--- Dataset rows for apps and sites ---
◆ ◆ ◆ ◆

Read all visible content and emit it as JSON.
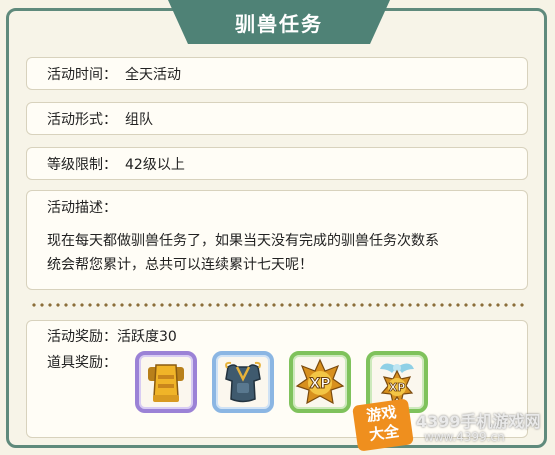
{
  "title": "驯兽任务",
  "activity_time": {
    "label": "活动时间：",
    "value": "全天活动"
  },
  "activity_form": {
    "label": "活动形式：",
    "value": "组队"
  },
  "level_limit": {
    "label": "等级限制：",
    "value": "42级以上"
  },
  "description": {
    "label": "活动描述：",
    "line1": "现在每天都做驯兽任务了，如果当天没有完成的驯兽任务次数系",
    "line2": "统会帮您累计，总共可以连续累计七天呢！"
  },
  "rewards": {
    "activity_label": "活动奖励：",
    "activity_value": "活跃度30",
    "items_label": "道具奖励：",
    "items": [
      {
        "icon": "gold-armor-icon",
        "frame_color": "#9b82d6"
      },
      {
        "icon": "blue-armor-icon",
        "frame_color": "#8bb6e3"
      },
      {
        "icon": "xp-badge-icon",
        "frame_color": "#7fc25c"
      },
      {
        "icon": "winged-xp-badge-icon",
        "frame_color": "#7fc25c"
      }
    ]
  },
  "watermark": {
    "logo_line1": "游戏",
    "logo_line2": "大全",
    "text": "4399手机游戏网",
    "url": "www.4399.cn"
  }
}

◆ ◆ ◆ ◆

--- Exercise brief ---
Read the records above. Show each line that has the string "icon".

--- Response ---
        "icon": "gold-armor-icon",
        "icon": "blue-armor-icon",
        "icon": "xp-badge-icon",
        "icon": "winged-xp-badge-icon",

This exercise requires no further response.